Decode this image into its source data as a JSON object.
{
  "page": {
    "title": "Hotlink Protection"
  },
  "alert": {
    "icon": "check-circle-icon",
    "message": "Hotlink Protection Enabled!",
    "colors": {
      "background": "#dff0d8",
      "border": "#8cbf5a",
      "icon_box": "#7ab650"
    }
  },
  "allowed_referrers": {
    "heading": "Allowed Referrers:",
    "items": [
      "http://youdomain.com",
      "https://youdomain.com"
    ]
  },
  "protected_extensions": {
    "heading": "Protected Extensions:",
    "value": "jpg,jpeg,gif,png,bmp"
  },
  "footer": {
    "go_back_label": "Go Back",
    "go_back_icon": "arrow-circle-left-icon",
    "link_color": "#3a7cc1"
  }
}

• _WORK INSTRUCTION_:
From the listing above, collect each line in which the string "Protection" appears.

• _RESPONSE TO THIS TASK_:
    "title": "Hotlink Protection"
    "message": "Hotlink Protection Enabled!",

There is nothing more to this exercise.